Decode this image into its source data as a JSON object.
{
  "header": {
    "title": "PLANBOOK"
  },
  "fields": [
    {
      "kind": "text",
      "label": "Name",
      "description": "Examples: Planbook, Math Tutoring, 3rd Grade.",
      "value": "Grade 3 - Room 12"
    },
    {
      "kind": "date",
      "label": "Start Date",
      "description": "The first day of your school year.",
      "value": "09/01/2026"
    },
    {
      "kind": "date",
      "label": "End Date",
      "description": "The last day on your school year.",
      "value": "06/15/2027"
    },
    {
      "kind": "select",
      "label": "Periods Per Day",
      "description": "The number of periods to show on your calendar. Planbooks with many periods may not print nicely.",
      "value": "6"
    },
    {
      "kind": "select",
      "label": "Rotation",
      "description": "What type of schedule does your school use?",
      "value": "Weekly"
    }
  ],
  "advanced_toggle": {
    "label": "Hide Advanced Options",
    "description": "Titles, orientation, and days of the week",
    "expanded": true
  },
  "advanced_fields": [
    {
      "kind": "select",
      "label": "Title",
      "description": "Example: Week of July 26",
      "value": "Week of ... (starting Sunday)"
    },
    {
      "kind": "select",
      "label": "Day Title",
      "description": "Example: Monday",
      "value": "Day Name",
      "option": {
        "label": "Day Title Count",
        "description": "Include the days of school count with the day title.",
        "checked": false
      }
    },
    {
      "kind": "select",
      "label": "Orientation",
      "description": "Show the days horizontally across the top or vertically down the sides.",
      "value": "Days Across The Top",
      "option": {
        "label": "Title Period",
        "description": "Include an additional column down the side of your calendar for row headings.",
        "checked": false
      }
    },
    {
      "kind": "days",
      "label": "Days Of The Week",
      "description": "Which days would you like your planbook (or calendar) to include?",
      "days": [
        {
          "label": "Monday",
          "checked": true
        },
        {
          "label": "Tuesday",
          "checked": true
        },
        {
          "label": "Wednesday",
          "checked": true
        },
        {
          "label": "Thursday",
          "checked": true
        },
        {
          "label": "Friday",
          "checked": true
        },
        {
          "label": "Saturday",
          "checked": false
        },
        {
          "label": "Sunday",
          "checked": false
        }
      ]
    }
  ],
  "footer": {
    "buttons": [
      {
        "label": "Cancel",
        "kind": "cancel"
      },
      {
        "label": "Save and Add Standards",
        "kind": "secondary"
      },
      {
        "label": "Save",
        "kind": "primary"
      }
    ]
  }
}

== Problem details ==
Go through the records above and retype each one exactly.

== Answer box ==
Decode this image into its source data as a JSON object.
{
  "header": {
    "title": "PLANBOOK"
  },
  "fields": [
    {
      "kind": "text",
      "label": "Name",
      "description": "Examples: Planbook, Math Tutoring, 3rd Grade.",
      "value": "Grade 3 - Room 12"
    },
    {
      "kind": "date",
      "label": "Start Date",
      "description": "The first day of your school year.",
      "value": "09/01/2026"
    },
    {
      "kind": "date",
      "label": "End Date",
      "description": "The last day on your school year.",
      "value": "06/15/2027"
    },
    {
      "kind": "select",
      "label": "Periods Per Day",
      "description": "The number of periods to show on your calendar. Planbooks with many periods may not print nicely.",
      "value": "6"
    },
    {
      "kind": "select",
      "label": "Rotation",
      "description": "What type of schedule does your school use?",
      "value": "Weekly"
    }
  ],
  "advanced_toggle": {
    "label": "Hide Advanced Options",
    "description": "Titles, orientation, and days of the week",
    "expanded": true
  },
  "advanced_fields": [
    {
      "kind": "select",
      "label": "Title",
      "description": "Example: Week of July 26",
      "value": "Week of ... (starting Sunday)"
    },
    {
      "kind": "select",
      "label": "Day Title",
      "description": "Example: Monday",
      "value": "Day Name",
      "option": {
        "label": "Day Title Count",
        "description": "Include the days of school count with the day title.",
        "checked": false
      }
    },
    {
      "kind": "select",
      "label": "Orientation",
      "description": "Show the days horizontally across the top or vertically down the sides.",
      "value": "Days Across The Top",
      "option": {
        "label": "Title Period",
        "description": "Include an additional column down the side of your calendar for row headings.",
        "checked": false
      }
    },
    {
      "kind": "days",
      "label": "Days Of The Week",
      "description": "Which days would you like your planbook (or calendar) to include?",
      "days": [
        {
          "label": "Monday",
          "checked": true
        },
        {
          "label": "Tuesday",
          "checked": true
        },
        {
          "label": "Wednesday",
          "checked": true
        },
        {
          "label": "Thursday",
          "checked": true
        },
        {
          "label": "Friday",
          "checked": true
        },
        {
          "label": "Saturday",
          "checked": false
        },
        {
          "label": "Sunday",
          "checked": false
        }
      ]
    }
  ],
  "footer": {
    "buttons": [
      {
        "label": "Cancel",
        "kind": "cancel"
      },
      {
        "label": "Save and Add Standards",
        "kind": "secondary"
      },
      {
        "label": "Save",
        "kind": "primary"
      }
    ]
  }
}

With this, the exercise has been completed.